Your answer should consist of every line in the records that holds "info".

------------------------

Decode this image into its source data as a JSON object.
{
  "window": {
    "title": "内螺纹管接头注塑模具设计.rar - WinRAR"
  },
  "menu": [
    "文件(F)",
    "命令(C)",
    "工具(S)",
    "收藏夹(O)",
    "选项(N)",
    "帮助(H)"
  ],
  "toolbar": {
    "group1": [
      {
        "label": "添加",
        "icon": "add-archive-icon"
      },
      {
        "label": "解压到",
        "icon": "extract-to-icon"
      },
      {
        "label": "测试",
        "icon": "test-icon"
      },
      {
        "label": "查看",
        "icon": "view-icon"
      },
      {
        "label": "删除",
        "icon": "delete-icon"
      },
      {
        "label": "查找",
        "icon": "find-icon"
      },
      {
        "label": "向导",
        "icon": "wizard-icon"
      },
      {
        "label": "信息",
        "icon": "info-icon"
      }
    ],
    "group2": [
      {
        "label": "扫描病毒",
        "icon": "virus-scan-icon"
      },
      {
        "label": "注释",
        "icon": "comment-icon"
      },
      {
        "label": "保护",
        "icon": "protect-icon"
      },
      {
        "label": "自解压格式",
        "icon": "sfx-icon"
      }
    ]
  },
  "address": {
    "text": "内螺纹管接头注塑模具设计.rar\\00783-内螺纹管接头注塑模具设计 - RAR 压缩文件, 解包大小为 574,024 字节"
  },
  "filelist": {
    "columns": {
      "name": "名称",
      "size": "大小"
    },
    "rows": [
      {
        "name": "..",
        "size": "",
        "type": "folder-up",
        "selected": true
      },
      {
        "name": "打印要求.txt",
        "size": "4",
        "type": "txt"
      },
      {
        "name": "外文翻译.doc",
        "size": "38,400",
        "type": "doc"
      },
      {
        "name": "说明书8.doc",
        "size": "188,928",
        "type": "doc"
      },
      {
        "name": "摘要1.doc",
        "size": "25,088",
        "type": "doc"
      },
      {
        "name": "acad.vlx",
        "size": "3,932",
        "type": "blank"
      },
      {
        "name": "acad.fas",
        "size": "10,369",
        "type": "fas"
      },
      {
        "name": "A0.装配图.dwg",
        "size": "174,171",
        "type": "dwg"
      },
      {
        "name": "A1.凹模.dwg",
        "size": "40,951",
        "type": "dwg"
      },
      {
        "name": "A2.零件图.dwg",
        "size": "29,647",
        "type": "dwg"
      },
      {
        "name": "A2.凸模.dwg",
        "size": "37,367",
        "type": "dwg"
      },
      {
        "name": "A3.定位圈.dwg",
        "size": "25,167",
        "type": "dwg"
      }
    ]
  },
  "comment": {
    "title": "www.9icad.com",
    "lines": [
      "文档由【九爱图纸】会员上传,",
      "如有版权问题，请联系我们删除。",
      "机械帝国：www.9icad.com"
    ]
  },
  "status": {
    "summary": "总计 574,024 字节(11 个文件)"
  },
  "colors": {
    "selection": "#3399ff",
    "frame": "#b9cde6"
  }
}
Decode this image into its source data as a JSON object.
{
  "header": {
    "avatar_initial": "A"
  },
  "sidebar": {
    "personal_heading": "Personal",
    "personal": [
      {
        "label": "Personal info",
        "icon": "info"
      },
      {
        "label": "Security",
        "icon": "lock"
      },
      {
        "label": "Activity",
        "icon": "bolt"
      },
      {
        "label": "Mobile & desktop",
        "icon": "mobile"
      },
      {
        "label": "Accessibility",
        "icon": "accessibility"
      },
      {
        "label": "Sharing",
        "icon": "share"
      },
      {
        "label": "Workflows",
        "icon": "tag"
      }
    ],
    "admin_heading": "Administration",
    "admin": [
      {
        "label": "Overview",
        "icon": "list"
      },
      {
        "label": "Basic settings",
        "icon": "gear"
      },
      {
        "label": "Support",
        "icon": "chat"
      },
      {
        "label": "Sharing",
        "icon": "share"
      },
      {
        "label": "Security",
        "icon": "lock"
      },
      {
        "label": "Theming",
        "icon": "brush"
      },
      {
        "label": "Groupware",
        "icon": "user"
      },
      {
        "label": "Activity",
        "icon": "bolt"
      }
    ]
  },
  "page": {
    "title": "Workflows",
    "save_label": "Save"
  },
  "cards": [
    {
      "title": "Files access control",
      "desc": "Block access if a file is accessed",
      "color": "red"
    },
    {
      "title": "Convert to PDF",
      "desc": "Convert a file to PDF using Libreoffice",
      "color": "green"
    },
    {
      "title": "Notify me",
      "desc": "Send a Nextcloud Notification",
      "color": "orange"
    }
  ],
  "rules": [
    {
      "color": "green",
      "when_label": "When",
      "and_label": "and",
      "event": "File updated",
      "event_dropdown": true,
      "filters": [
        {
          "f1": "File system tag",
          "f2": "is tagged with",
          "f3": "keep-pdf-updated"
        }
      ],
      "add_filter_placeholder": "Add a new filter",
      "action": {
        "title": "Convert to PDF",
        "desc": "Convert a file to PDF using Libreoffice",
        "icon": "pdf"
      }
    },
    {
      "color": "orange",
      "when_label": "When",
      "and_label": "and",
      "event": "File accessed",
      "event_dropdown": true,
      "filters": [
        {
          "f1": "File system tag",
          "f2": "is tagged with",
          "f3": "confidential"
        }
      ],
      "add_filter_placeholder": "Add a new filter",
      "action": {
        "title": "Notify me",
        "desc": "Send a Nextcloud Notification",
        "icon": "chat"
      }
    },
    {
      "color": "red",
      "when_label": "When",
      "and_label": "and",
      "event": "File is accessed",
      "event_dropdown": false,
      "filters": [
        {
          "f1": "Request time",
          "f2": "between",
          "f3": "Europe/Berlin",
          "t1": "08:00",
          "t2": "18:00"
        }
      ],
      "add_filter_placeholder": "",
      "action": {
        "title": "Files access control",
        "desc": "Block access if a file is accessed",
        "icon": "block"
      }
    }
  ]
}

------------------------

### Exercise result
        "icon": "info-icon"
        "label": "Personal info",
        "icon": "info"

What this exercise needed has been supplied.